This image was foremost as delegates at last month’s Edinburgh Television Festival, fired up by Armando Iannucci’s brilliant MacTaggart lecture – a rallying cry in defence of the BBC – banded together to dive-bomb culture secretary John Whittingdale with disdain. He both attended the event and then bravely hung around for the critical pecks, casting himself as a reluctant hatchet man caught up in essential national deficit reduction.
His message boils down to a denial that anyone is seeking to dismantle the BBC – he wants it to streamline management, and make the optimum use of targeted funds, without sacrificing core services. His worst threat was of Ofcom taking future responsibility for adjudicating on impartiality complaints, something the public would welcome for simplicity’s sake. But Iannucci’s barbs about the composition of Whitting-dale’s charter advisory group lacking creative people hit home. This is something the culture secretary does control.
Also, Iannucci’s defence of public service broadcasting included the deft soft power point: the BBC can connect and communicate high culture and ideas with larger audiences and popular taste, enriching Britain and beyond. But when I switch on I also see the BBC cross-promoting its radio services on TV and changing radio and BBC3 stations into online platforms with the speed of a rip tide. It is failing to lay the groundwork for a modus vivendi with Scotland and Wales.

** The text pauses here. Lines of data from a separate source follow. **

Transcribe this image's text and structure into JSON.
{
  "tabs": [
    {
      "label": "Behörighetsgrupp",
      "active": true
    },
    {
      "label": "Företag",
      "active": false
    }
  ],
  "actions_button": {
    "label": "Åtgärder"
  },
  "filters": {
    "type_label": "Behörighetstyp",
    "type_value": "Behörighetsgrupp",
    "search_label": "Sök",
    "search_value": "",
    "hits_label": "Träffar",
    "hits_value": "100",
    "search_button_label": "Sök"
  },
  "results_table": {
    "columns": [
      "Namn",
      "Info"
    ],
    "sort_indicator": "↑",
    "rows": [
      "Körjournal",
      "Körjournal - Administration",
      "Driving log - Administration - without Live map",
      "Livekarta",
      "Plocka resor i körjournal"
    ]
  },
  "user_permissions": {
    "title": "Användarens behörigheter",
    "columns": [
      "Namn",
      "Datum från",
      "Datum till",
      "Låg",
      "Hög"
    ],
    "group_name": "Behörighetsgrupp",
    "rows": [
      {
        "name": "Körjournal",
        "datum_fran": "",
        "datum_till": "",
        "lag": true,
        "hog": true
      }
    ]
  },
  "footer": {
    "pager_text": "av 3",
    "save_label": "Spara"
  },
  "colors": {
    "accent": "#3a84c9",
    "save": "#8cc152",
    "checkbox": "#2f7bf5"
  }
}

The BBC’s management in the past decade, through arrogance, contributed to the mess over accountability and governance by never really according the BBC Trust the respect it needed to establish itself.

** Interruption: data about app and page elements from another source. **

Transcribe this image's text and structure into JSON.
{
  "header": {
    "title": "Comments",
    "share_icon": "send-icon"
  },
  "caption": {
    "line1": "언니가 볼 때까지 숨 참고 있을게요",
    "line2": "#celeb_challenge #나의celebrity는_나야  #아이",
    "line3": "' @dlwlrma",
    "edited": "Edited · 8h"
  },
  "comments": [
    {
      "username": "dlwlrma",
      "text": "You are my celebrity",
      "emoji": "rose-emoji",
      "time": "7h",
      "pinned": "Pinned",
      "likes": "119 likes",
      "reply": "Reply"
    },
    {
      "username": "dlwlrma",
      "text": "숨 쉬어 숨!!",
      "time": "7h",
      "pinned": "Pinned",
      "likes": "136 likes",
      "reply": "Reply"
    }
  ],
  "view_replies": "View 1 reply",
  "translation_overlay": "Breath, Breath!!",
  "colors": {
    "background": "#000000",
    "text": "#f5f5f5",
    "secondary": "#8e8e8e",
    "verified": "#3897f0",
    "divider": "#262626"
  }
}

In truth, though, the festival also demonstrated how mercenary the independent production sector from which most of the delegates are drawn tends to be. Outside of the MacTaggart, it is about networking and sessions and drinks to meet commissioners who hold the purse strings.
So the greatest anxiety centres on the prospect of cuts of around 10% in BBC income. Tony Hall’s speech this week about delivering ambitious online partnerships, more box-set style drama, an expanded World Service and a children’s on-demand service lacked crucial financial detail.

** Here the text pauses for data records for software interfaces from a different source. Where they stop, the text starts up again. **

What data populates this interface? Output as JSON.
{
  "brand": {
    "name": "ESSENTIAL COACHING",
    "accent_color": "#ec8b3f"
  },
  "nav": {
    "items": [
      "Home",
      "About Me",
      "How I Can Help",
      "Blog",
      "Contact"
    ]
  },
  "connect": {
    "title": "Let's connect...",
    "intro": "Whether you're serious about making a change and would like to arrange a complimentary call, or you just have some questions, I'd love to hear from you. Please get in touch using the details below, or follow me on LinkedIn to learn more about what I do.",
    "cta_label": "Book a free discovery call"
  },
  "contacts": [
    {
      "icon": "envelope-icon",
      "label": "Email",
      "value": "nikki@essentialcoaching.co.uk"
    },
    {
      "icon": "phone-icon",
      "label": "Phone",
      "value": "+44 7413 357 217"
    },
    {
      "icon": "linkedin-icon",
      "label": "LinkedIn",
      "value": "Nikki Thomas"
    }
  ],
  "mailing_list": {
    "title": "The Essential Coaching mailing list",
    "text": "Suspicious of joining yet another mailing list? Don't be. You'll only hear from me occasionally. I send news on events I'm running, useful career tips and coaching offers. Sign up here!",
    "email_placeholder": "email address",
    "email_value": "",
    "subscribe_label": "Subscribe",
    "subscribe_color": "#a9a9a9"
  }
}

Yet this tough licence fee settlement shaping up, the only one on offer, should create an incentive towards swift iPlayer online registration to access BBC content and, surely, a system of subs for non-UK residents. (The way UK theatre has seized the opportunities of international live performances ought to inspire the BBC).
My final worry is Channel 4. If broadcasting policy is influenced by cutting the deficit, then it is a tasty morsel for privatisation, despite being well run, and showcasing some sparkling new programming. Let it be.